● Given data

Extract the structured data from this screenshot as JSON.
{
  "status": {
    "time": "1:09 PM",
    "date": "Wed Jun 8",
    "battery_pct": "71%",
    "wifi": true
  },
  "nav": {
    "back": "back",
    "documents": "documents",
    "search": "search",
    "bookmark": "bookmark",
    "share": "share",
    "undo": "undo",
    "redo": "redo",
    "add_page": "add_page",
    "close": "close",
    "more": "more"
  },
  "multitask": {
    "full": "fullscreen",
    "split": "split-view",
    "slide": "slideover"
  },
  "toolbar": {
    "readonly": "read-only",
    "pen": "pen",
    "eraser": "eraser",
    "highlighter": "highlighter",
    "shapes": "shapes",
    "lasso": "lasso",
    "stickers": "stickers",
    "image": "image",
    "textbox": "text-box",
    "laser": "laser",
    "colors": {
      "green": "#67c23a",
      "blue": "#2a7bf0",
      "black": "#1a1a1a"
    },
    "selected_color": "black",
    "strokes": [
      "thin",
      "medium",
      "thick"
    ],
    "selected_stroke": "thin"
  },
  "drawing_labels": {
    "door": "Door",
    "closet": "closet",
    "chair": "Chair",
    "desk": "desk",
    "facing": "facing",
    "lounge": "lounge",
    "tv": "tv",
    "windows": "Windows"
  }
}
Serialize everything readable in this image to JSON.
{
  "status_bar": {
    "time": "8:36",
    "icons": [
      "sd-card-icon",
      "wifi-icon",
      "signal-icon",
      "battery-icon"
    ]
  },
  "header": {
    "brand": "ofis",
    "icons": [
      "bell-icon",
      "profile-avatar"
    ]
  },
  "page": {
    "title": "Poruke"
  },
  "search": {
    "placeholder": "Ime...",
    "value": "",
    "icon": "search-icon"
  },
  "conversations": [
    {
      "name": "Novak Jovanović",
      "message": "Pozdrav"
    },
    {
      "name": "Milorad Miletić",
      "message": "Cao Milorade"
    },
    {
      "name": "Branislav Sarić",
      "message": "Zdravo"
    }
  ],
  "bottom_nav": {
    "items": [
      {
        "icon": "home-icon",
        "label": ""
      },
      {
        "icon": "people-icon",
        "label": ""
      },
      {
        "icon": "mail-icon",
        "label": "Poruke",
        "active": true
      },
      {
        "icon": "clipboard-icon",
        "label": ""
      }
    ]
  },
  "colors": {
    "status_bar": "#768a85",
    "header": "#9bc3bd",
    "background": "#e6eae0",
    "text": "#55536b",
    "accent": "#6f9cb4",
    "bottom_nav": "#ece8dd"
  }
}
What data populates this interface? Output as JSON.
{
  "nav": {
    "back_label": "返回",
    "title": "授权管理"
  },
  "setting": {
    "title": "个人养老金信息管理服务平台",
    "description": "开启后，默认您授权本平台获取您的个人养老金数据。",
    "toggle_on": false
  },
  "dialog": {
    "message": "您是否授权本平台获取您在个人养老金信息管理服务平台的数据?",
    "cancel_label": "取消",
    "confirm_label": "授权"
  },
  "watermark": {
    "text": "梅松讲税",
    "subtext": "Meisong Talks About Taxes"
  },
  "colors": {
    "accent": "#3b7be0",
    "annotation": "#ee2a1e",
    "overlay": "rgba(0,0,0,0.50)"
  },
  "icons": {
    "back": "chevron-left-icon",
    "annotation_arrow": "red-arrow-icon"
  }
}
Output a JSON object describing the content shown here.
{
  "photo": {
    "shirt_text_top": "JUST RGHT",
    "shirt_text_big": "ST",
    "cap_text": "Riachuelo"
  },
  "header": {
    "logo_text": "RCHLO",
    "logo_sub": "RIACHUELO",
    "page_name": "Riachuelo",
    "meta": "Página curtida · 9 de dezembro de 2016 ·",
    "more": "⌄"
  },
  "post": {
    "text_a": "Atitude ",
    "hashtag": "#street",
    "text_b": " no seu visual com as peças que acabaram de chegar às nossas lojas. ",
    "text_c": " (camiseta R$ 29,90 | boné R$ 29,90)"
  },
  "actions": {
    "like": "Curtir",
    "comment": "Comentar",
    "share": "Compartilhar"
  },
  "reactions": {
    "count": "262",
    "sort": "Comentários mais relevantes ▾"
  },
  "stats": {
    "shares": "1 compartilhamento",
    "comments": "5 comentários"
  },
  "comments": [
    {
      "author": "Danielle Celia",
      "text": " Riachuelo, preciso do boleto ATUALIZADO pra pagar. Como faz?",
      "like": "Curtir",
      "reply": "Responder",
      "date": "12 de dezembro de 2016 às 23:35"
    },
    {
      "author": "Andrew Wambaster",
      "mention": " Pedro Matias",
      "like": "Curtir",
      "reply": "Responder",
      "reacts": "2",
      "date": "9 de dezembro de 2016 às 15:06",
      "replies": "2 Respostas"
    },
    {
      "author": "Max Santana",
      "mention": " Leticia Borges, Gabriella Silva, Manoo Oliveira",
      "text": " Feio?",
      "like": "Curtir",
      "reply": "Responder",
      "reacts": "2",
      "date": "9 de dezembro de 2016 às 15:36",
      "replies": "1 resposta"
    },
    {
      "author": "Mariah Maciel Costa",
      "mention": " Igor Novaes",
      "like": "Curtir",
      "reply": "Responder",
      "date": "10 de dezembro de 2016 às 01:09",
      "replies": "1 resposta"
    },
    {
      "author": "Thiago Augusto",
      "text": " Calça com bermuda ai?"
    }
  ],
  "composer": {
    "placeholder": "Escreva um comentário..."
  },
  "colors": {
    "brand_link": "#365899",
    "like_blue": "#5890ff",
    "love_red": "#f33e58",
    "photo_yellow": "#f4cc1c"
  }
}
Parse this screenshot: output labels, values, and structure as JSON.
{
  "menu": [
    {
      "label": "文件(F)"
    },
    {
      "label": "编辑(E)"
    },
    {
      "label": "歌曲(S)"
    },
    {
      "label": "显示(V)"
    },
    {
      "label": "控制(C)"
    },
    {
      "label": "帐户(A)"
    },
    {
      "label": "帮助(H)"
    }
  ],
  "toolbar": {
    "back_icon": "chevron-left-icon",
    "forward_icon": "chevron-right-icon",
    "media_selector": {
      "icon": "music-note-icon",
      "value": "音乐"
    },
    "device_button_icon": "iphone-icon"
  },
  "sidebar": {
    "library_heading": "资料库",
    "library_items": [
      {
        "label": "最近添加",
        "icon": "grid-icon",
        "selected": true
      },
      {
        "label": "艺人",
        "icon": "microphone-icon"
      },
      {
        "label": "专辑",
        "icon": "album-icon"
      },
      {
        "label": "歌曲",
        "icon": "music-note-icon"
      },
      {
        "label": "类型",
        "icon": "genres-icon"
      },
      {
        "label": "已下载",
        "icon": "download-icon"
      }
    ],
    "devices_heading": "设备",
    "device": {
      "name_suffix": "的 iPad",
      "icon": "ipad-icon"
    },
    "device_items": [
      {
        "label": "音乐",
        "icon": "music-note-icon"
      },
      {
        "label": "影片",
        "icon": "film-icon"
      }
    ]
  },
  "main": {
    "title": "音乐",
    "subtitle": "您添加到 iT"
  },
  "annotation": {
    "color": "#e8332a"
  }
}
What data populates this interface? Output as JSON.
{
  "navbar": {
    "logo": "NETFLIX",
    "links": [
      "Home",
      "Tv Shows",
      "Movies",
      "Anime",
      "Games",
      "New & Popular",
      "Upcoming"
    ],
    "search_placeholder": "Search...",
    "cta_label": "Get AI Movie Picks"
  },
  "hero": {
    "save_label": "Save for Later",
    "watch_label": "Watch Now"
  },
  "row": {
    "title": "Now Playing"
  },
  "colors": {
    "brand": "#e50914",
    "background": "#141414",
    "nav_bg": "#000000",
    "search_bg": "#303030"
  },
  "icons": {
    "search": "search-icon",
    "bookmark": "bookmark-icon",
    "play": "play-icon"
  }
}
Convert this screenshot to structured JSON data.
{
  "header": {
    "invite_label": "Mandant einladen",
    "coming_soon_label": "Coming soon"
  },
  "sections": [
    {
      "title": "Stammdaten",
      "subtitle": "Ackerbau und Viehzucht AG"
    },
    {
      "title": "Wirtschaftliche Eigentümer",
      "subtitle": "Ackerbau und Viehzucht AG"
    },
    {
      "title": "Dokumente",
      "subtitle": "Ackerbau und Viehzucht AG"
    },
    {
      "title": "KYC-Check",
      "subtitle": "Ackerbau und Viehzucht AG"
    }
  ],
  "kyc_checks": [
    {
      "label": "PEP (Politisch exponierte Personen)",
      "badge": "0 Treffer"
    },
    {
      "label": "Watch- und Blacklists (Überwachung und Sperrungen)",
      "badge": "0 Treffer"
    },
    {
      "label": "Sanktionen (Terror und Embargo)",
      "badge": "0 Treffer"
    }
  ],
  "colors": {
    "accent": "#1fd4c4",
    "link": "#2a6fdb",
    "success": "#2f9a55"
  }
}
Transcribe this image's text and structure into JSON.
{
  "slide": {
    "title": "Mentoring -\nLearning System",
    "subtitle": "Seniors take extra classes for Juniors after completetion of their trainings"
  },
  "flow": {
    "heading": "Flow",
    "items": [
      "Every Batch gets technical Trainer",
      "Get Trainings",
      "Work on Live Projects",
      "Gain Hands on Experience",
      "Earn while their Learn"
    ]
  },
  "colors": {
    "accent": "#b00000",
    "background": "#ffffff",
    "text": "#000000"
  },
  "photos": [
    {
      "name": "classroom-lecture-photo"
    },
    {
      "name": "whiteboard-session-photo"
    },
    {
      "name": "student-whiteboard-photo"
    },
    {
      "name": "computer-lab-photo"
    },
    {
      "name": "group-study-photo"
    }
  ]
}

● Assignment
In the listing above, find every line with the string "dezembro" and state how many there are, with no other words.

● Response for this exercise
5